(Records from a data source)

──────

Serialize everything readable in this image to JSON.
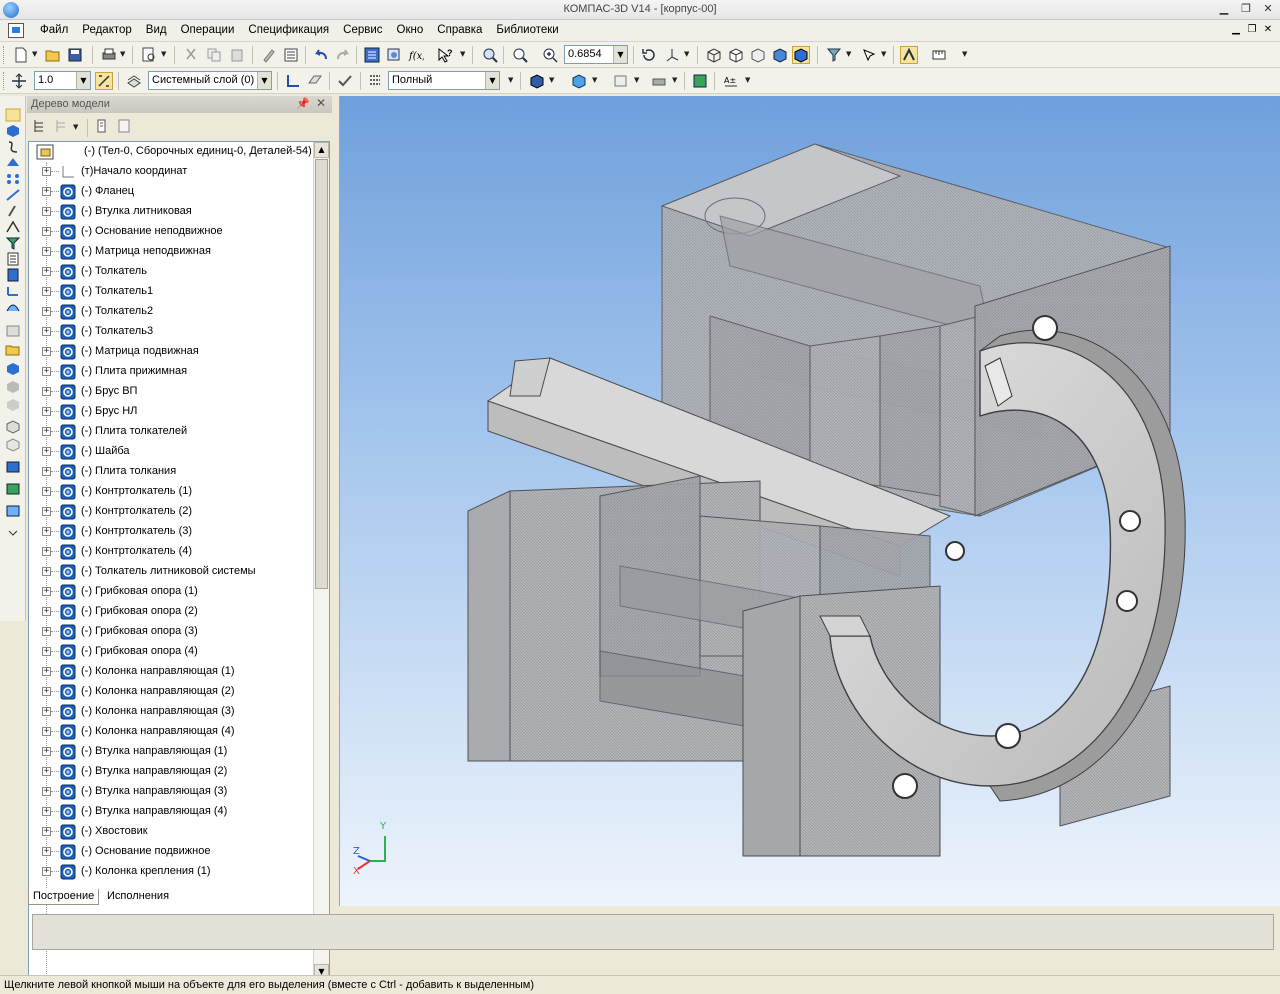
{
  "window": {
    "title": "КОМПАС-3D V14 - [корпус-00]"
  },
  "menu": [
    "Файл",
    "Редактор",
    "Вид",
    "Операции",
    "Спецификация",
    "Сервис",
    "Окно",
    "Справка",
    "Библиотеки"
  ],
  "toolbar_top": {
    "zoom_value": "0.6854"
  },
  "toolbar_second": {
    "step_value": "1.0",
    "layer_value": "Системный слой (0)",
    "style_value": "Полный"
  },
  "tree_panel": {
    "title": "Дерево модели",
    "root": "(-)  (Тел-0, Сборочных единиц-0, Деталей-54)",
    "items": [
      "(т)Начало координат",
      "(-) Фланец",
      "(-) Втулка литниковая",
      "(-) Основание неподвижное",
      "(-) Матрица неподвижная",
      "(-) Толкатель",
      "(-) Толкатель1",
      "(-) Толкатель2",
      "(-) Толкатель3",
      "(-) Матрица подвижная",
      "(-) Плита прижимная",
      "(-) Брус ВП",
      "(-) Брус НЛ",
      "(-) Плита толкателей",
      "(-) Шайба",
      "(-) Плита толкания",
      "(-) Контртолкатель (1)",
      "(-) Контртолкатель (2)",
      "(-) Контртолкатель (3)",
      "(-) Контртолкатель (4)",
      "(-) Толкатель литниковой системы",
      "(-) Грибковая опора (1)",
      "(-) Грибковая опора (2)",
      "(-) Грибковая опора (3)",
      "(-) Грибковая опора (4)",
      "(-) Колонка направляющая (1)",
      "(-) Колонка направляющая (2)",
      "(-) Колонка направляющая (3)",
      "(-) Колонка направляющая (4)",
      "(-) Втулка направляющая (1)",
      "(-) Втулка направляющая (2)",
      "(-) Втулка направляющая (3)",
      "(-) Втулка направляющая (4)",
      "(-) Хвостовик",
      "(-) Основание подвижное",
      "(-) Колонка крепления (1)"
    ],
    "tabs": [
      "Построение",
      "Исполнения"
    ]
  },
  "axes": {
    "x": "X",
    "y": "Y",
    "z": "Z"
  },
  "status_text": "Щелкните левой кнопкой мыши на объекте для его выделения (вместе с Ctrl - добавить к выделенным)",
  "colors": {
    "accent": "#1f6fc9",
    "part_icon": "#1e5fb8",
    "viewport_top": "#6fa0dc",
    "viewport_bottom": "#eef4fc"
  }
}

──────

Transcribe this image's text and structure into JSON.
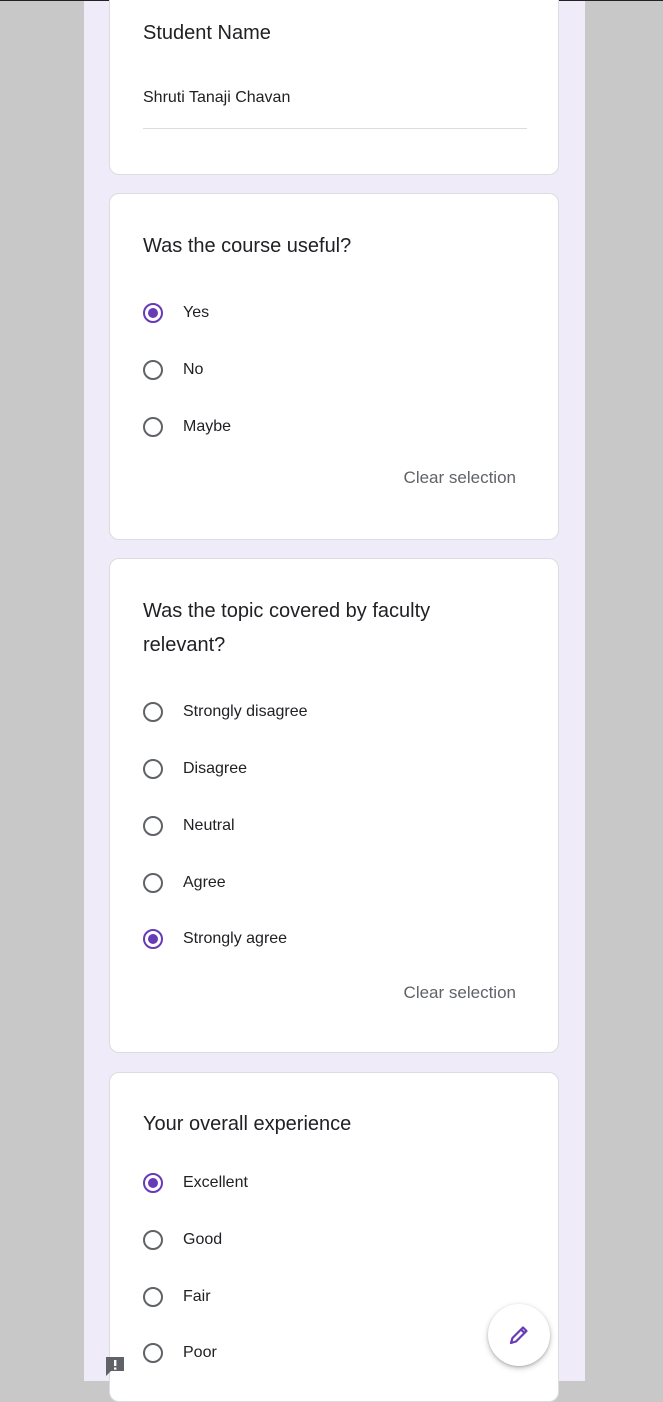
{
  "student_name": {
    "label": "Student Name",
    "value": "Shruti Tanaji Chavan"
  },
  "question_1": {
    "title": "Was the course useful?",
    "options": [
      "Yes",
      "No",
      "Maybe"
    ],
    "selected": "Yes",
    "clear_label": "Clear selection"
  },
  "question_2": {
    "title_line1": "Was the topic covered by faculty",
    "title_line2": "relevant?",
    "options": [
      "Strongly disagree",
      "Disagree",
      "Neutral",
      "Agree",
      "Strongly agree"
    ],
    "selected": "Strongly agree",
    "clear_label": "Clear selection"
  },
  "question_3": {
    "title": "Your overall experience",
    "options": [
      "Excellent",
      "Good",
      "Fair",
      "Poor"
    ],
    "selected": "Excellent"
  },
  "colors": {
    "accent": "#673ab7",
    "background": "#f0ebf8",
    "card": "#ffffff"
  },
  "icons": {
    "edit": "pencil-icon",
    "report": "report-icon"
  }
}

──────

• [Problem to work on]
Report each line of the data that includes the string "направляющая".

• [Task answer]
      "(-) Колонка направляющая (1)",
      "(-) Колонка направляющая (2)",
      "(-) Колонка направляющая (3)",
      "(-) Колонка направляющая (4)",
      "(-) Втулка направляющая (1)",
      "(-) Втулка направляющая (2)",
      "(-) Втулка направляющая (3)",
      "(-) Втулка направляющая (4)",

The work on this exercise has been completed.